Sorry Tidal. Sorry Rihanna. ‘Anti’ can wait.
We can’t, then, take too much inspiration from the emerging models of streaming TV in a business sense. But there is something that is important that it is driving that is relevant: TVs are now computers.
Netflix means that people are used to interacting with their TVs, whether it’s via a “smart” TV that has apps built in, or whether it’s through a device like an Apple TV. And for music, this could be hugely important because as it turns out, TVs are probably the best way most people have to listen to music at home. Digital music at home has been dominated by iPod docks and latterly devices like Sonos, but these are potentially quite niche devices – aimed at serious music listeners – when you consider that most people have decent TV setups with “good enough” speakers, but up until this point have had no easy way to use them for music.

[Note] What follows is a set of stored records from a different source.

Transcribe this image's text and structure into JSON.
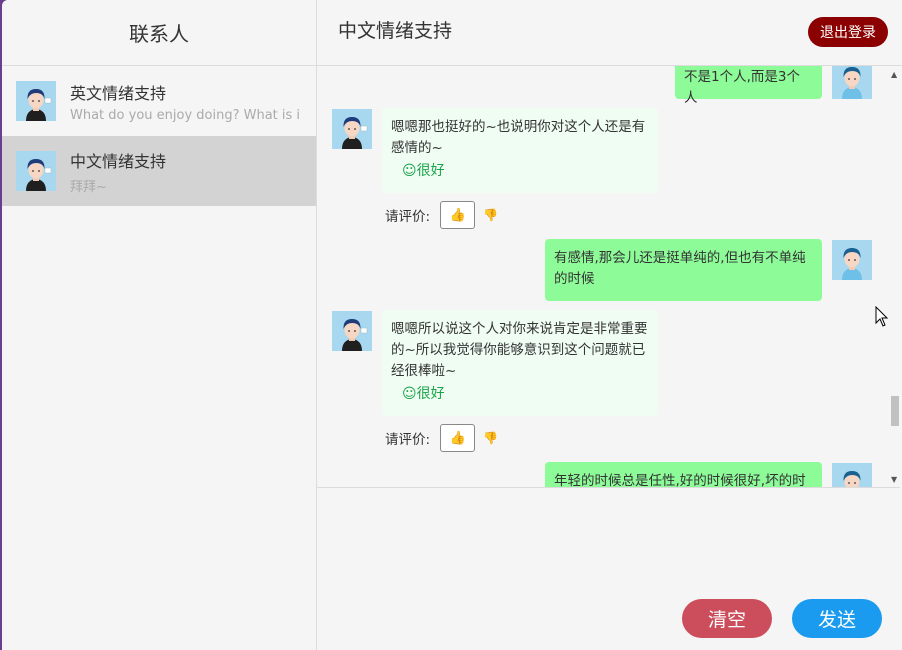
{
  "sidebar": {
    "title": "联系人",
    "contacts": [
      {
        "name": "英文情绪支持",
        "preview": "What do you enjoy doing? What is it"
      },
      {
        "name": "中文情绪支持",
        "preview": "拜拜~"
      }
    ]
  },
  "header": {
    "title": "中文情绪支持",
    "logout_label": "退出登录"
  },
  "messages": {
    "m0": {
      "text": "不是1个人,而是3个人"
    },
    "m1": {
      "text": "嗯嗯那也挺好的~也说明你对这个人还是有感情的~",
      "rating_text": "☺很好"
    },
    "m2": {
      "text": "有感情,那会儿还是挺单纯的,但也有不单纯的时候"
    },
    "m3": {
      "text": "嗯嗯所以说这个人对你来说肯定是非常重要的~所以我觉得你能够意识到这个问题就已经很棒啦~",
      "rating_text": "☺很好"
    },
    "m4": {
      "text": "年轻的时候总是任性,好的时候很好,坏的时候"
    },
    "rate_prompt": "请评价:",
    "thumb_up": "👍",
    "thumb_down": "👎"
  },
  "actions": {
    "clear_label": "清空",
    "send_label": "发送"
  },
  "colors": {
    "logout": "#8b0000",
    "user_bubble": "#8dfb98",
    "bot_bubble": "#f0fdf3",
    "clear": "#cc4e5c",
    "send": "#1a9bf0",
    "active_contact": "#d3d3d3"
  }
}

The new Apple TV, which – finally – has an App Store built in has the potential to take this to a mass market. It will probably be as simple to start with as the popular streaming services getting apps – obviously Apple Music is on there already – but there’s a lot of potential in a medium that can be as visual as TV for doing something different and new with music.
Just before Christmas I was part of the team that launched the first artist app on the Apple TV for Placebo, and I’m not saying what we did was revolutionary in any way but it’s a fascinating way to engage with an artists’ catalogue in a visual way. We designed it as the best way to listen to their music on TV, with a focus on video but also discovery, one bit of content taking you to another, interaction if you want it but not if you don’t. We’re only kicking the tires, though – it just scratches the surface of what could be possible.

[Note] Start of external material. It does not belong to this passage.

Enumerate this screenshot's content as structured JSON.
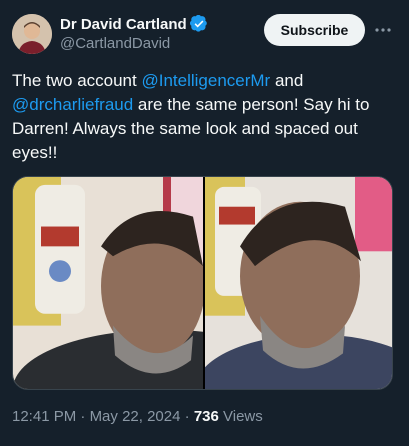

As a platform it has a huge potential for music, and as yet no one has figured out exactly the right way it should work. For that right company or artist, that means that there’s a massive opportunity just within reach.
Someone is going to turn the TV into the iPod of the living room. I wonder who it will be?